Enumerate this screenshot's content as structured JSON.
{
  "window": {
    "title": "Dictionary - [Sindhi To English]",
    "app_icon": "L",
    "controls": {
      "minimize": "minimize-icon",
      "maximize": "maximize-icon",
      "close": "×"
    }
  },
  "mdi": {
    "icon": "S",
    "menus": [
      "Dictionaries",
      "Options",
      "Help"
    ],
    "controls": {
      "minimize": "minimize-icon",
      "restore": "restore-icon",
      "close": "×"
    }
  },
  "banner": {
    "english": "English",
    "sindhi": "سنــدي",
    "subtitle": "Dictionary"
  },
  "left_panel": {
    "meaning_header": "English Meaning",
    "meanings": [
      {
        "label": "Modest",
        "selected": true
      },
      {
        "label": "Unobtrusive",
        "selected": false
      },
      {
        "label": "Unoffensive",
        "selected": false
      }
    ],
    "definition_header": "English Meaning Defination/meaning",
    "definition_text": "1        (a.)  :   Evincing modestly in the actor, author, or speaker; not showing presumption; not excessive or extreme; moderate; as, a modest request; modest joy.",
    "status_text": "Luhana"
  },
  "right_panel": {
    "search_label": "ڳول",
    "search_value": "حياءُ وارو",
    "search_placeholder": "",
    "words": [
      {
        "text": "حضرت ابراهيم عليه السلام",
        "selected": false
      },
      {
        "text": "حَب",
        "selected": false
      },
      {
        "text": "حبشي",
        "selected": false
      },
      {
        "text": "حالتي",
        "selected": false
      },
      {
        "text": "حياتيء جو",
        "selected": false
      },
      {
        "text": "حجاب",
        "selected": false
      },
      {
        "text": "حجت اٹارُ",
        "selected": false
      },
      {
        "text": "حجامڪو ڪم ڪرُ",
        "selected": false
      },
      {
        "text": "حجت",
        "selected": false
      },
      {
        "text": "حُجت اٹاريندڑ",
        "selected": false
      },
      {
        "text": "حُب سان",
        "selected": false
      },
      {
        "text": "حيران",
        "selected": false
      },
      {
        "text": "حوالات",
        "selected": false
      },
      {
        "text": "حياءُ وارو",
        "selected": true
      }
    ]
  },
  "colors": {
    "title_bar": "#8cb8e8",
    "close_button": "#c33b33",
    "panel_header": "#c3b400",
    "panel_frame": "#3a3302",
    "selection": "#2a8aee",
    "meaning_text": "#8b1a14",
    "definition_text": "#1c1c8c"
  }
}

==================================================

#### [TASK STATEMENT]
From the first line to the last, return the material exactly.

#### [EXERCISE ANSWER]
Enumerate this screenshot's content as structured JSON.
{
  "window": {
    "title": "Dictionary - [Sindhi To English]",
    "app_icon": "L",
    "controls": {
      "minimize": "minimize-icon",
      "maximize": "maximize-icon",
      "close": "×"
    }
  },
  "mdi": {
    "icon": "S",
    "menus": [
      "Dictionaries",
      "Options",
      "Help"
    ],
    "controls": {
      "minimize": "minimize-icon",
      "restore": "restore-icon",
      "close": "×"
    }
  },
  "banner": {
    "english": "English",
    "sindhi": "سنــدي",
    "subtitle": "Dictionary"
  },
  "left_panel": {
    "meaning_header": "English Meaning",
    "meanings": [
      {
        "label": "Modest",
        "selected": true
      },
      {
        "label": "Unobtrusive",
        "selected": false
      },
      {
        "label": "Unoffensive",
        "selected": false
      }
    ],
    "definition_header": "English Meaning Defination/meaning",
    "definition_text": "1        (a.)  :   Evincing modestly in the actor, author, or speaker; not showing presumption; not excessive or extreme; moderate; as, a modest request; modest joy.",
    "status_text": "Luhana"
  },
  "right_panel": {
    "search_label": "ڳول",
    "search_value": "حياءُ وارو",
    "search_placeholder": "",
    "words": [
      {
        "text": "حضرت ابراهيم عليه السلام",
        "selected": false
      },
      {
        "text": "حَب",
        "selected": false
      },
      {
        "text": "حبشي",
        "selected": false
      },
      {
        "text": "حالتي",
        "selected": false
      },
      {
        "text": "حياتيء جو",
        "selected": false
      },
      {
        "text": "حجاب",
        "selected": false
      },
      {
        "text": "حجت اٹارُ",
        "selected": false
      },
      {
        "text": "حجامڪو ڪم ڪرُ",
        "selected": false
      },
      {
        "text": "حجت",
        "selected": false
      },
      {
        "text": "حُجت اٹاريندڑ",
        "selected": false
      },
      {
        "text": "حُب سان",
        "selected": false
      },
      {
        "text": "حيران",
        "selected": false
      },
      {
        "text": "حوالات",
        "selected": false
      },
      {
        "text": "حياءُ وارو",
        "selected": true
      }
    ]
  },
  "colors": {
    "title_bar": "#8cb8e8",
    "close_button": "#c33b33",
    "panel_header": "#c3b400",
    "panel_frame": "#3a3302",
    "selection": "#2a8aee",
    "meaning_text": "#8b1a14",
    "definition_text": "#1c1c8c"
  }
}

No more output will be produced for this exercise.